A Closer Look At the Problem Gambling Study

Harvard University recently released a new study on problem gambling. Championing the report was Howard J. Shaffer and Ryan Martin, two well-known experts on the subject. The study is entitled, “Disordered Gambling: Etiology, Trajectory, and Clinical Considerations” and was featured in the Annual Review of Clinical Psychology. The conclusions indicated that problem gambling has dropped and that online gambling does not breed problem gambling.

There has been tremendous growth in land-based gambling over the past 35 years. However, problem gambling has decreased from 0.7% to 0.6%. Therefore, this proves that for the majority of Americans, this is an enjoyable but controllable activity. In an interview with the Chicago Tribune, Shaffer detailed the negative implications propagated by anti-online gambling politicians, support groups, and organizations.

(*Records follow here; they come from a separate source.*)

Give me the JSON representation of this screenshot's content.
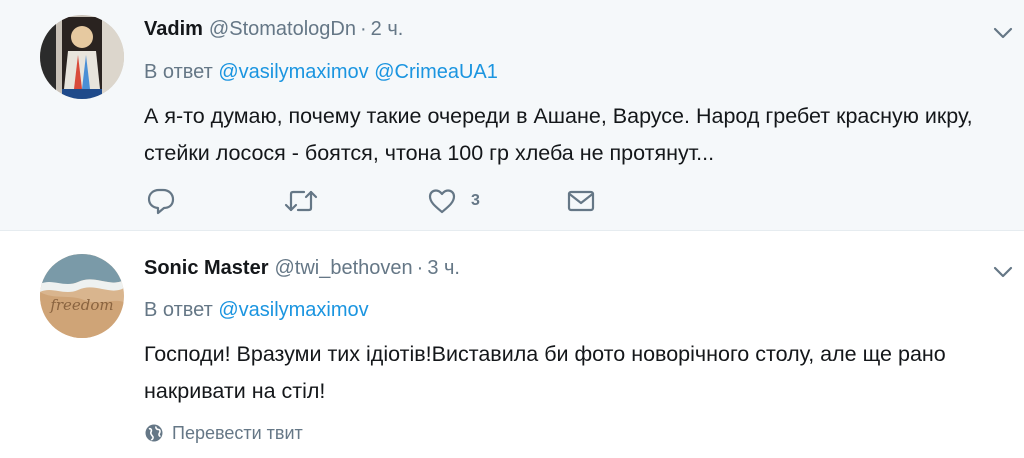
{
  "tweets": [
    {
      "author_name": "Vadim",
      "handle": "@StomatologDn",
      "separator": "·",
      "time": "2 ч.",
      "reply_prefix": "В ответ",
      "mentions": [
        "@vasilymaximov",
        "@CrimeaUA1"
      ],
      "text": "А я-то думаю, почему такие очереди в Ашане, Варусе. Народ гребет красную икру, стейки лосося - боятся, чтона 100 гр хлеба не протянут...",
      "like_count": "3",
      "background": "#f5f8fa"
    },
    {
      "author_name": "Sonic Master",
      "handle": "@twi_bethoven",
      "separator": "·",
      "time": "3 ч.",
      "reply_prefix": "В ответ",
      "mentions": [
        "@vasilymaximov"
      ],
      "text": "Господи! Вразуми тих ідіотів!Виставила би фото новорічного столу, але ще рано накривати на стіл!",
      "translate_label": "Перевести твит",
      "avatar_text": "freedom",
      "background": "#ffffff"
    }
  ],
  "colors": {
    "link": "#1b95e0",
    "secondary": "#657786",
    "primary_text": "#14171a"
  },
  "icons": {
    "more": "chevron-down-icon",
    "reply": "reply-icon",
    "retweet": "retweet-icon",
    "like": "heart-icon",
    "dm": "envelope-icon",
    "translate": "globe-icon"
  }
}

He said that players gambling online have gone from more to less in a matter of weeks. This is an attribute that could have never been predicted. Therefore, the extent of online gambling has proven to be moderate at best.

Shaffer went on to reveal that only 1 percent of the overall global gambling population had participated in online gaming. Furthermore, there was no evidence to support that exposure to online gambling increases the risk of a player becoming addicted. Also, 75 percent of the 0.6 percent problem gamblers have other issues beyond gambling that contribute to their online addiction. The crucial aspect is that the other addictions came prior to the gambling addiction.

The breakdown is as follows:

  • 75 percent had drinking issues
  • 38 percent had drug disorders
  • 60 percent had a dependence on smoking

This recent research adds to the widespread knowledge at Harvard on the subject of problem gambling. The researchers have a two-fold goal of accumulating additional knowledge about problem gambling: enabling improved diagnostic regimes and reaching a balanced view on problem gambling.

Shaffer and Martin’s work is not isolated as they have built on the results of other researchers in the problem gambling field. There are actually several researchers that have been sponsored by major online gambling organizations. Also, there are studies assigned by regulatory bodies such as the U.K. Gambling Commission which have found similar results.

In summary, although problem gambling is a disability that could result in tragic concerns, it is not a major threat to the majority of players. This and many other studies validate the claim that online gambling is not a problem for most online players.